Firstly, every clothing retail business has unique aspects and goals, so our benchmarking for online retail clothing is Australian orientated and we do not take into account special circumstances. We are dealing with 20+ brick-and-mortar/online Australian store models.
A few years ago, the pure online play like ASOS.com led the pack.
In 2015, it is clear that the unified brick-and-mortar/online combination is the strongest retail model. For example, pure online models like ASOS.com and theiconic.com.au are now considering brick-and-mortar outlets, as their online growth has slowed significantly.
H&M, Zara are traditional brick-and-mortar retailers who have responded to the pure digital plays and raised the online bar to new levels. One of the keys to success for the brick-and-mortar/online combinations is the ability to connect with customers both in-store and online. The combination drives a deeper connection with customers, as contrasted with the pure online play.
Jamie Merriman, retail analyst at Bernstein opines that online plays cannibalize brick & mortar. This could not be further than the truth.

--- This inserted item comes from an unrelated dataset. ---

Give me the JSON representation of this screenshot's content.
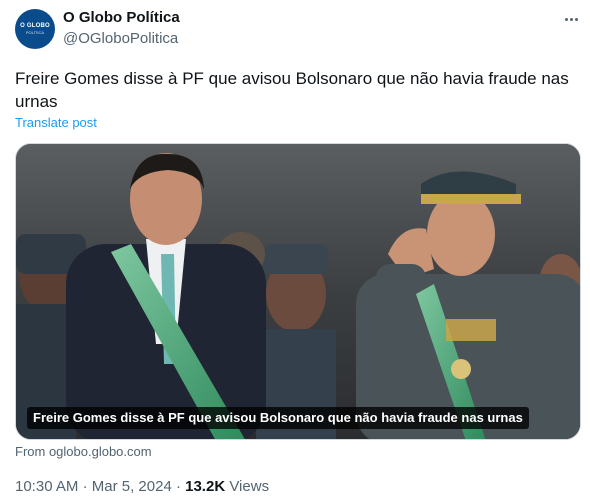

A strong connection with customers online drives in-store sales. Online announcements of new products, sales, and fashion trends is a key driver to in-store success. A critical cost factor is that online is the only pure vertical play of a retailer. Brick-and-mortar retailers are beholden to Landlords, onerous Leases and generally, there is a gross fixed rental cost of circa 20%. Online fixed costs is less than 7% for brick-and-mortar large retail operations.
Online retailing is integral to a retailer’s success. There maybe outliers, but they are the exceptions.
Let’s look at the benchmark for online sales for a Australian 20+ stores brick-and-mortar/online retailing. We have obtained our figures from 40+ retail chains, primarily Australian-based.
|Online % of Total Sales||Ranking|
|10%||Excellent in 2015|
|6-7%||Average in 2015|
2015 GROWTH TARGETS
Now, let’s look at the online growth rate benchmark, which is more cumbersome, as the knowledge graph for online clothing is different for each country. Our best data is again from Australian-based retailers, so we will benchmark accordingly. The Target Growth Rate (TGR) is achievable and anything greater than the TGR is considered above average. Any numbers lower than the average will require more dedicated online focus.
|Online % of Total Sales||Target Growth Rate|
H&M, in 2014 the best brick-and-mortar retailer in the world, does it brilliantly. H&M combines brick-and-mortar retailing with a unified online purpose. H&M retail and online both act as one. In 2014 H&M set the benchmark, with the combination of brick-and-mortar and online retail. In 2015 the chances are a new leader will rise.
In Australia, CottonOn demonstrates the same unity of purpose as H&M and is easily the best combination brick-and-mortar/online retailer. CottonOn is achieving 10% online sales, which equates alone to over $100M in online sales.
Some companies have got it right already, but most companies do not.
In our next update, we will look at benchmarking a clothing retailer’s “bounce rate”. How to take the early steps.